OLPCorps Stanford Tanzania
 Project Overview
- The team can be reached by e-mail.
- We are a group of five Stanford students with experience working in non-profits and international health as well as technical expertise in setting up computer infrastructure. Cristin, Marlene and Tim have worked in FACE AIDS and Cristin is the managing director of the organization.
|Name||e-mail (@stanford.edu)||Major||Role in the Team|
|Bernd Bandemer||bandemer||Electrical Engineering (PhD)||Initial deployment, setting up infrastructure, organization, Kigali Training, on site June 17- June 29|
|Leila Zia||leilaz||Management Science & Engineering (PhD)||same as above|
|Cristin Weekley||cweekley||Human Biology (BA) and Anthropology (BA)||Ongoing deployment, implementation of educational curriculum, on site June 25-August 20|
|Tim Wolfe||twolfe||Human Biology (BA)||same as above|
|Marlene Kennedy||marlenek||Human Biology (BA)||Project Support|
We are going to work at Upendo English Medium School, Usa River, Tanzania. See the following map:

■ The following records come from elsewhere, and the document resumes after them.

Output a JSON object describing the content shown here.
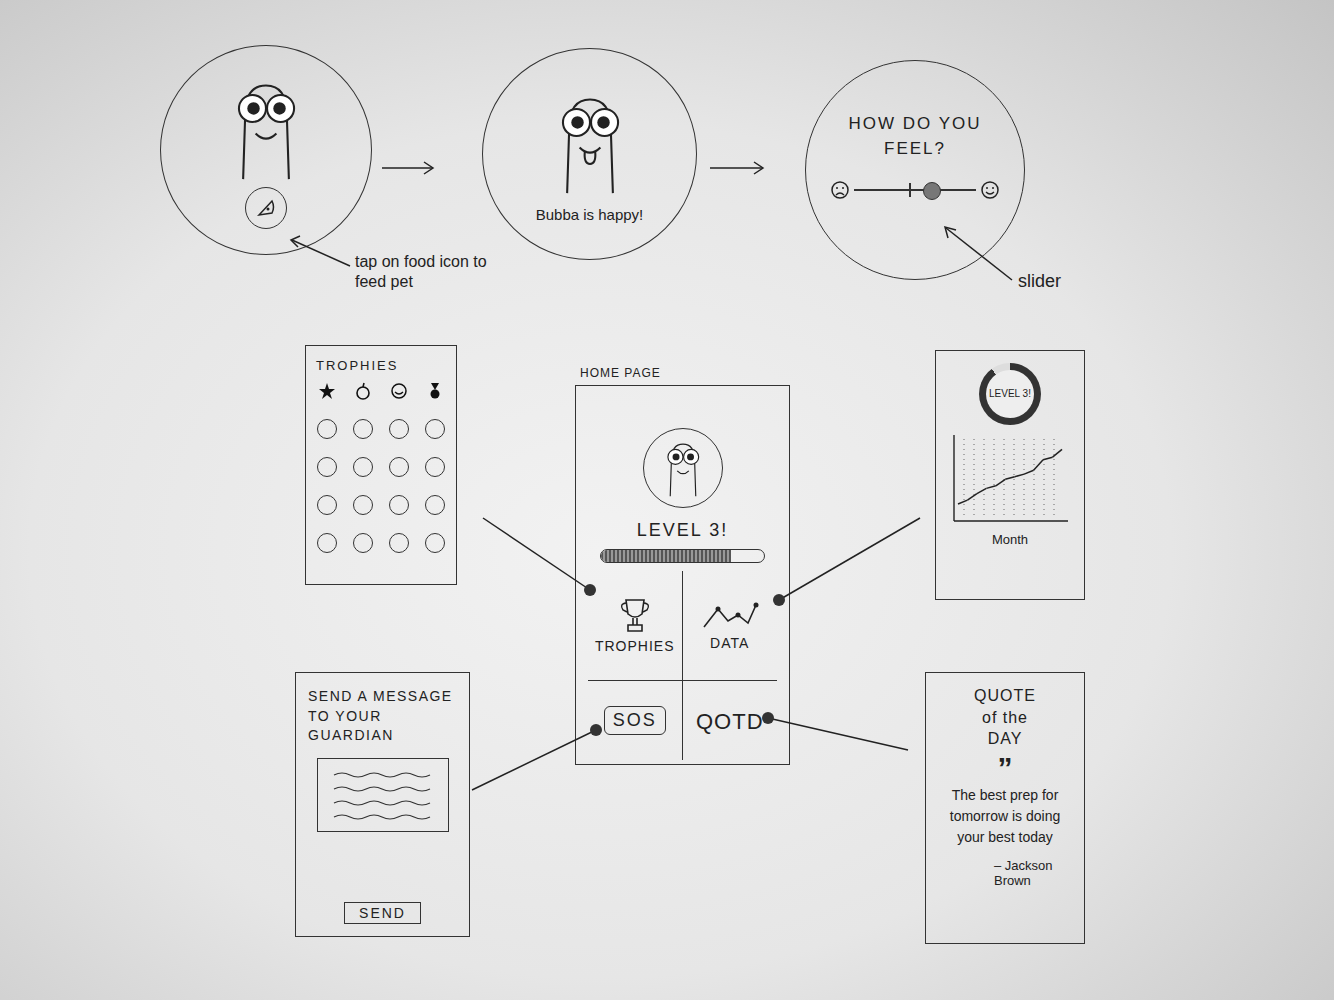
{
  "flow": {
    "feed": {
      "annotation": "tap on food icon to feed pet"
    },
    "happy": {
      "caption": "Bubba is happy!"
    },
    "mood": {
      "title": "HOW DO YOU FEEL?",
      "level": 0.63,
      "annotation": "slider"
    }
  },
  "home": {
    "label": "HOME PAGE",
    "level_text": "LEVEL 3!",
    "progress": {
      "level": 0.8
    },
    "tiles": [
      {
        "label": "TROPHIES",
        "kind": "trophy"
      },
      {
        "label": "DATA",
        "kind": "data"
      },
      {
        "label": "SOS",
        "kind": "sos"
      },
      {
        "label": "QOTD",
        "kind": "qotd"
      }
    ]
  },
  "trophies": {
    "title": "TROPHIES",
    "badges": [
      {
        "kind": "star",
        "earned": true
      },
      {
        "kind": "apple",
        "earned": true
      },
      {
        "kind": "smiley",
        "earned": true
      },
      {
        "kind": "medal",
        "earned": true
      },
      {
        "kind": "empty",
        "earned": false
      },
      {
        "kind": "empty",
        "earned": false
      },
      {
        "kind": "empty",
        "earned": false
      },
      {
        "kind": "empty",
        "earned": false
      },
      {
        "kind": "empty",
        "earned": false
      },
      {
        "kind": "empty",
        "earned": false
      },
      {
        "kind": "empty",
        "earned": false
      },
      {
        "kind": "empty",
        "earned": false
      },
      {
        "kind": "empty",
        "earned": false
      },
      {
        "kind": "empty",
        "earned": false
      },
      {
        "kind": "empty",
        "earned": false
      },
      {
        "kind": "empty",
        "earned": false
      },
      {
        "kind": "empty",
        "earned": false
      },
      {
        "kind": "empty",
        "earned": false
      },
      {
        "kind": "empty",
        "earned": false
      },
      {
        "kind": "empty",
        "earned": false
      }
    ]
  },
  "data": {
    "level_text": "LEVEL 3!",
    "ring_level": 0.9,
    "chart": {
      "values": [
        1,
        1.3,
        1.8,
        2.2,
        2.4,
        2.9,
        3.1,
        3.3,
        3.6,
        4.4,
        4.6,
        5.2
      ],
      "x_label": "Month"
    }
  },
  "sos": {
    "title": "SEND A MESSAGE TO YOUR GUARDIAN",
    "button": "SEND"
  },
  "quote": {
    "title": "QUOTE of the DAY",
    "mark": "”",
    "text": "The best prep for tomorrow is doing your best today",
    "author": "– Jackson Brown"
  }
}
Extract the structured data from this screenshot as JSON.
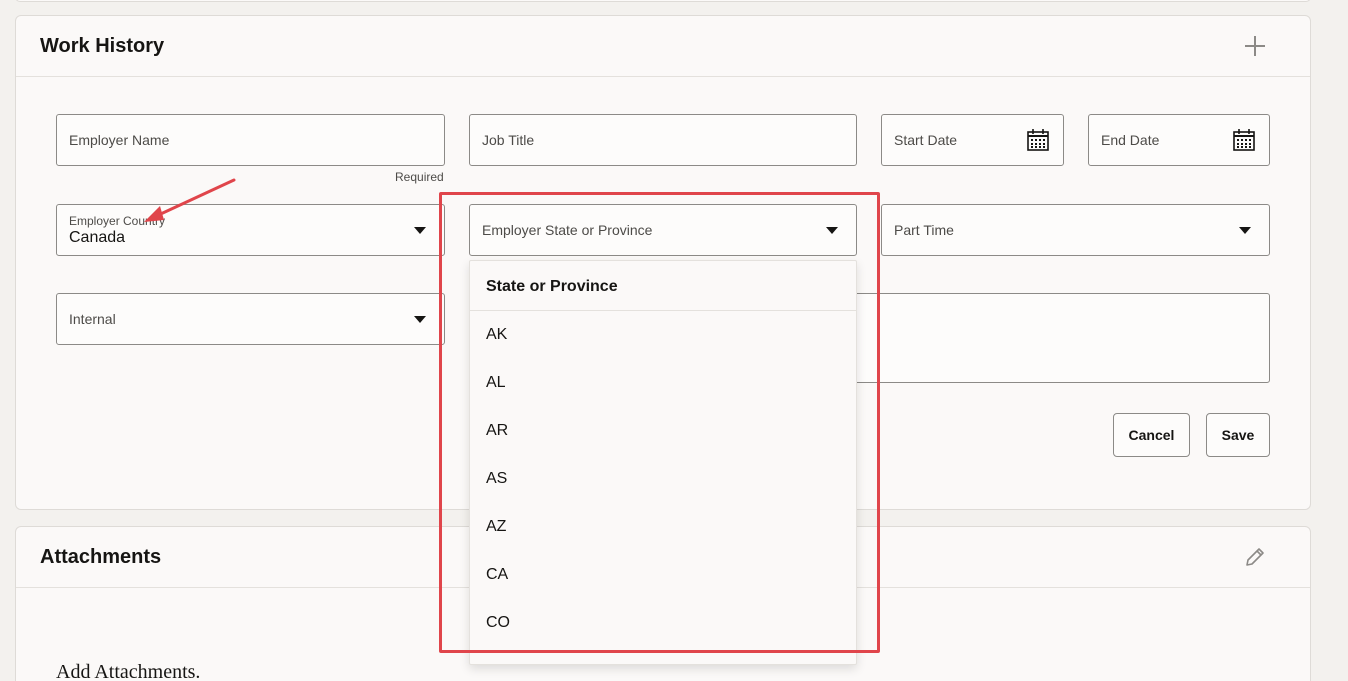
{
  "work_history": {
    "title": "Work History",
    "fields": {
      "employer_name": "Employer Name",
      "employer_name_hint": "Required",
      "job_title": "Job Title",
      "start_date": "Start Date",
      "end_date": "End Date",
      "employer_country_label": "Employer Country",
      "employer_country_value": "Canada",
      "employer_state": "Employer State or Province",
      "part_time": "Part Time",
      "internal": "Internal"
    },
    "buttons": {
      "cancel": "Cancel",
      "save": "Save"
    },
    "state_dropdown": {
      "header": "State or Province",
      "options": [
        "AK",
        "AL",
        "AR",
        "AS",
        "AZ",
        "CA",
        "CO"
      ]
    }
  },
  "attachments": {
    "title": "Attachments",
    "add_text": "Add Attachments."
  },
  "annotation": {
    "color": "#e0454b"
  }
}
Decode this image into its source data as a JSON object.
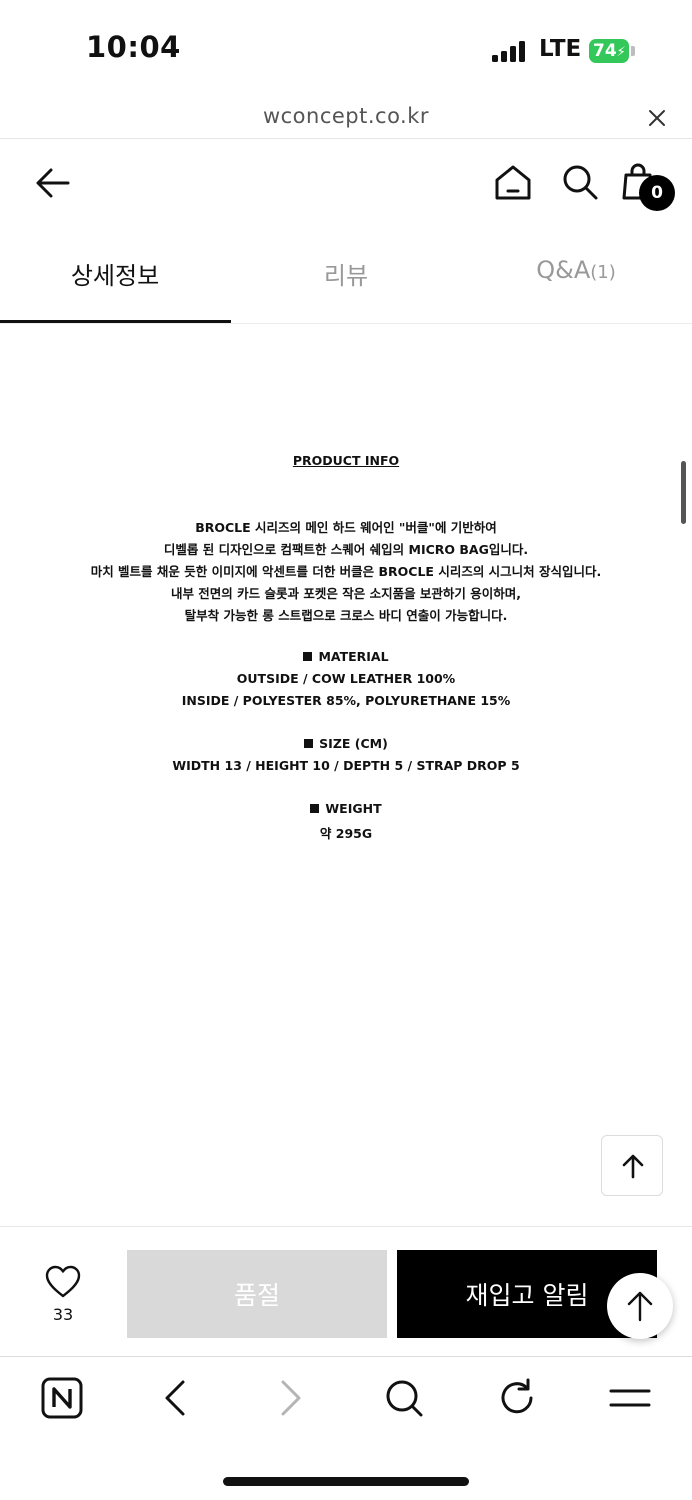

Upendo has 155 students. It has a preparation class of 29 students (younger than 6 years) and Standards 1 to 5 with 126 students. Standards are equivalent to US Grades. We will assign one laptop to each student in Standards 2 to 5 (82 students). The rest of the laptops will remain in the school library for Standard 1 students (44 in total) to borrow and work with. Two of our team members will be on site at all times. The general plan is:
- Before deployment: Upon project approval, we will work closely with the village chairman and Upendo School director, Joseph Kitia, and the teachers at Upendo to refine and implement our curriculum ideas given the teaching reality at the school.
- Deployment weeks 1-2: We will set up the infrastructure, start training of the teachers, and introduce the students, parents and village community to the program. A sustainable deployment is possible only if everyone is involved. We also will establish a library system where students can borrow books and Standard 1 students can borrow laptops. The school owns many books but has no dedicated library so far. Mr. Kitia is very supportive of establishing one.
- Deployment weeks 3-9: With the help of teachers who have already been trained, we will introduce the laptops to the students and implement our education goals. Later, we will ask Standard 2-5 students to share their knowledge with Standard 1 students. As the school has no summer break, students will be in classes during the deployment.
The school has electricity and internet can be provided if required.
June 18 to August 20, 2009
 Local Partner and Sustainability
Our local partners are AfricAid as the NGO supporting the project and Mr. Joseph Kitia, the village chairman and the founder of Upendo. AfricAid has worked with Mr. Kitia since 2004 through different projects and they are looking forward to continue the collaboration with each other. Both parties are very interested in introducing laptops to supplement teaching and are looking forward to oversee and expand the project after successful deployment. Mr. Kitia has appointed a local project liaison who will work with us during deployment and will be in charge of the project afterwards.
 Education and Impact
At Upendo, we will institute an innovative approach to use the laptops not only for educational purposes but to provide a framework in which students can impact the community they live in. According to Mr. Kitia, health and sanitation education has the first priority for the community and that is what our main focus will be. We will provide teachers with a health curriculum which includes student projects. This will address the main health issues in the community (such as AIDS, malaria, and diarrheal diseases) by using specific features of the laptops to teach children how to prevent or respond to these issues, and allow them to create their own solutions. Using the laptop, children will be asked to measure, analyze, and report various factors influencing health. They will interview their family and community members using the video/audio applications, compose a song or write and illustrate a story teaching about health and sanitation issues. The use of laptops will enable children to learn, create, and share with other students. The laptops will also include comprehensive health reference guides and health storybooks. Ownership of these laptops will take the project one step farther. When children take the laptops home, they will be able to share what they have learned and created, truly making them agents of change in their communities as they are empowered to make a real difference in the health of their communities.